Make a flying manatee

 

7. 34Five Arduino Pet

We admit, this is a strange and quirky project, but it got a lot of hilarious reactions. And what’s wrong with having some fun? Plus it’s also a good excuse to expose you to another sensor – the accelerometer. As you’ve probably guessed, it measures acceleration in 3 different axis. You can see the exact calculations and functions of this component on Digikey’s Quickstart guide. But the basics of it is that it reacts to changes in orientation. Apart from the accelerometer, we used the piezo speaker again, to play this funky tune according to the changes in orientation. So it’s a pet but also a some-what Darth-Vadery portable musical instrument.

 

As with all of our projects, you can find all the components that we used on our app, and if you click this link, you’ll see all the components pre-selected for you, like magic!

More details, code and 3D designs are on our Hackster project hub.

Make an arduino pet

8. Drone Air Gate

Drones have become extremely popular recently and you can take your playtime with the drone to a new level using this interactive air gate. For this project, what you need includes HC-SRO4 Ultrasonic sensor, 9v battery, Sparkfun Arduino Pro Mini controller and RGB Diffused Common Anode.

The drone poles are great for practicing your flight technique. The ultrasonic sensor detects the drone coming closer and changes the light from red to green. Make as many air gates as you want and build an obstacle course through them to race your friends. It’s really fun, believe us. As always, you have the full instructions on our community hub on Hackster.io.

Make a drone pole

9. A Useless Arduino Gift Box

If you’ve reached this far, you deserve a Giftduino!

Having fun is also a big part of the maker-Arduino world, and there’s nothing wrong with making projects that don’t have a purpose.

The interesting component you get to work with here is the A1302 Hall Sensor. This sensor works on the principles of the Hall effect which means that it reacts to differences in magnetic fields. Therefore, to activate the hall sensor in this project, we placed a magnet on the box’s lid. When the box is opened, the piezo speaker starts playing a tune and the screen displays a giftbox (or whatever else you like). In this project you can see that we didn’t use a breadboard but rather an Arduino prototype shield. We’re not going to dive into this topic in the current post, but you can find more information in the breadboards article we wrote. In the meanwhile, you can follow the tutorial and make your very own Giftduino.

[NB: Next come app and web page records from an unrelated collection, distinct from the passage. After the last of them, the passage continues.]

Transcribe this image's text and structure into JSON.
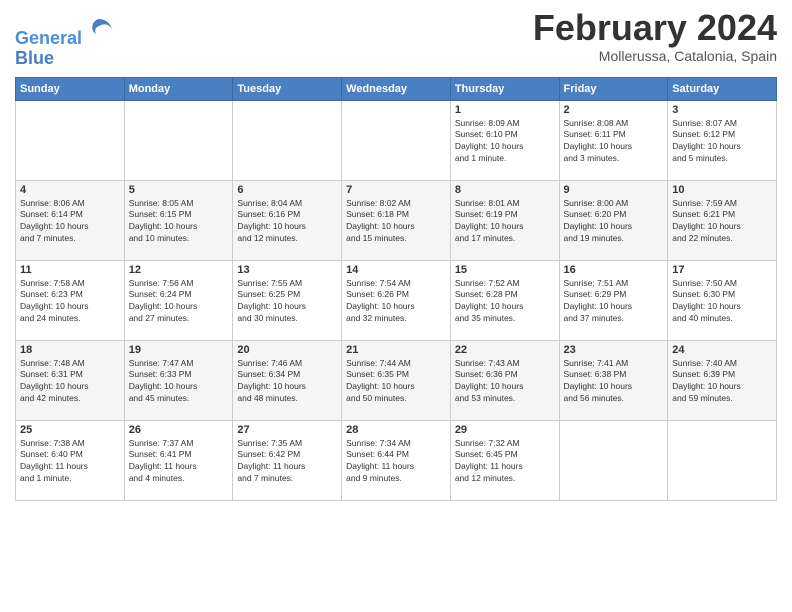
{
  "app": {
    "logo_line1": "General",
    "logo_line2": "Blue"
  },
  "header": {
    "title": "February 2024",
    "subtitle": "Mollerussa, Catalonia, Spain"
  },
  "days_of_week": [
    "Sunday",
    "Monday",
    "Tuesday",
    "Wednesday",
    "Thursday",
    "Friday",
    "Saturday"
  ],
  "weeks": [
    [
      {
        "day": "",
        "info": ""
      },
      {
        "day": "",
        "info": ""
      },
      {
        "day": "",
        "info": ""
      },
      {
        "day": "",
        "info": ""
      },
      {
        "day": "1",
        "info": "Sunrise: 8:09 AM\nSunset: 6:10 PM\nDaylight: 10 hours\nand 1 minute."
      },
      {
        "day": "2",
        "info": "Sunrise: 8:08 AM\nSunset: 6:11 PM\nDaylight: 10 hours\nand 3 minutes."
      },
      {
        "day": "3",
        "info": "Sunrise: 8:07 AM\nSunset: 6:12 PM\nDaylight: 10 hours\nand 5 minutes."
      }
    ],
    [
      {
        "day": "4",
        "info": "Sunrise: 8:06 AM\nSunset: 6:14 PM\nDaylight: 10 hours\nand 7 minutes."
      },
      {
        "day": "5",
        "info": "Sunrise: 8:05 AM\nSunset: 6:15 PM\nDaylight: 10 hours\nand 10 minutes."
      },
      {
        "day": "6",
        "info": "Sunrise: 8:04 AM\nSunset: 6:16 PM\nDaylight: 10 hours\nand 12 minutes."
      },
      {
        "day": "7",
        "info": "Sunrise: 8:02 AM\nSunset: 6:18 PM\nDaylight: 10 hours\nand 15 minutes."
      },
      {
        "day": "8",
        "info": "Sunrise: 8:01 AM\nSunset: 6:19 PM\nDaylight: 10 hours\nand 17 minutes."
      },
      {
        "day": "9",
        "info": "Sunrise: 8:00 AM\nSunset: 6:20 PM\nDaylight: 10 hours\nand 19 minutes."
      },
      {
        "day": "10",
        "info": "Sunrise: 7:59 AM\nSunset: 6:21 PM\nDaylight: 10 hours\nand 22 minutes."
      }
    ],
    [
      {
        "day": "11",
        "info": "Sunrise: 7:58 AM\nSunset: 6:23 PM\nDaylight: 10 hours\nand 24 minutes."
      },
      {
        "day": "12",
        "info": "Sunrise: 7:56 AM\nSunset: 6:24 PM\nDaylight: 10 hours\nand 27 minutes."
      },
      {
        "day": "13",
        "info": "Sunrise: 7:55 AM\nSunset: 6:25 PM\nDaylight: 10 hours\nand 30 minutes."
      },
      {
        "day": "14",
        "info": "Sunrise: 7:54 AM\nSunset: 6:26 PM\nDaylight: 10 hours\nand 32 minutes."
      },
      {
        "day": "15",
        "info": "Sunrise: 7:52 AM\nSunset: 6:28 PM\nDaylight: 10 hours\nand 35 minutes."
      },
      {
        "day": "16",
        "info": "Sunrise: 7:51 AM\nSunset: 6:29 PM\nDaylight: 10 hours\nand 37 minutes."
      },
      {
        "day": "17",
        "info": "Sunrise: 7:50 AM\nSunset: 6:30 PM\nDaylight: 10 hours\nand 40 minutes."
      }
    ],
    [
      {
        "day": "18",
        "info": "Sunrise: 7:48 AM\nSunset: 6:31 PM\nDaylight: 10 hours\nand 42 minutes."
      },
      {
        "day": "19",
        "info": "Sunrise: 7:47 AM\nSunset: 6:33 PM\nDaylight: 10 hours\nand 45 minutes."
      },
      {
        "day": "20",
        "info": "Sunrise: 7:46 AM\nSunset: 6:34 PM\nDaylight: 10 hours\nand 48 minutes."
      },
      {
        "day": "21",
        "info": "Sunrise: 7:44 AM\nSunset: 6:35 PM\nDaylight: 10 hours\nand 50 minutes."
      },
      {
        "day": "22",
        "info": "Sunrise: 7:43 AM\nSunset: 6:36 PM\nDaylight: 10 hours\nand 53 minutes."
      },
      {
        "day": "23",
        "info": "Sunrise: 7:41 AM\nSunset: 6:38 PM\nDaylight: 10 hours\nand 56 minutes."
      },
      {
        "day": "24",
        "info": "Sunrise: 7:40 AM\nSunset: 6:39 PM\nDaylight: 10 hours\nand 59 minutes."
      }
    ],
    [
      {
        "day": "25",
        "info": "Sunrise: 7:38 AM\nSunset: 6:40 PM\nDaylight: 11 hours\nand 1 minute."
      },
      {
        "day": "26",
        "info": "Sunrise: 7:37 AM\nSunset: 6:41 PM\nDaylight: 11 hours\nand 4 minutes."
      },
      {
        "day": "27",
        "info": "Sunrise: 7:35 AM\nSunset: 6:42 PM\nDaylight: 11 hours\nand 7 minutes."
      },
      {
        "day": "28",
        "info": "Sunrise: 7:34 AM\nSunset: 6:44 PM\nDaylight: 11 hours\nand 9 minutes."
      },
      {
        "day": "29",
        "info": "Sunrise: 7:32 AM\nSunset: 6:45 PM\nDaylight: 11 hours\nand 12 minutes."
      },
      {
        "day": "",
        "info": ""
      },
      {
        "day": "",
        "info": ""
      }
    ]
  ]
}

Make an arduino gift box

10. Nespresso Capsule Detector

We chose to wrap up our first blog post(!) with our most popular project. The love for coffee is universal and a Nespresso capsule detector can be an amazing gadget to help you choose a capsule.

The mechanism behind the operation of the project is that the RGB light sensor reads the brightness levels of the red, green and blue color channel and sends them to the Arduino which will recognize your capsule basing on the code predefined values. In this case, circuito.io is still important in helping you every step of the way from what you need to every step. The components needed include an RGB light sensor, Arduino pro mini, wall adapter, power supply and serial enabled LCD. Generate the Bill of materials, schematics, and codes from Circuito automatically and you will be ready to put it together. Follow the instructions on our tutorial on Hackster.io to join your circuit and code it before 3D printing the capsule container. Assemble them together and voila, you have a Nespresso capsule detector.

Make a coffee capsule detector

So now that you have a little bit more information about how this whole Arduino thing work, it’s time to get started! Take a moment to prepare your working environment, and making sure that you have everything you need before you sit down to work. The first few projects may be challenging, but it opens up a world of creative possibilities! It’s amazing!

We’d love to see the projects you make and hear your comments. Enjoy Making!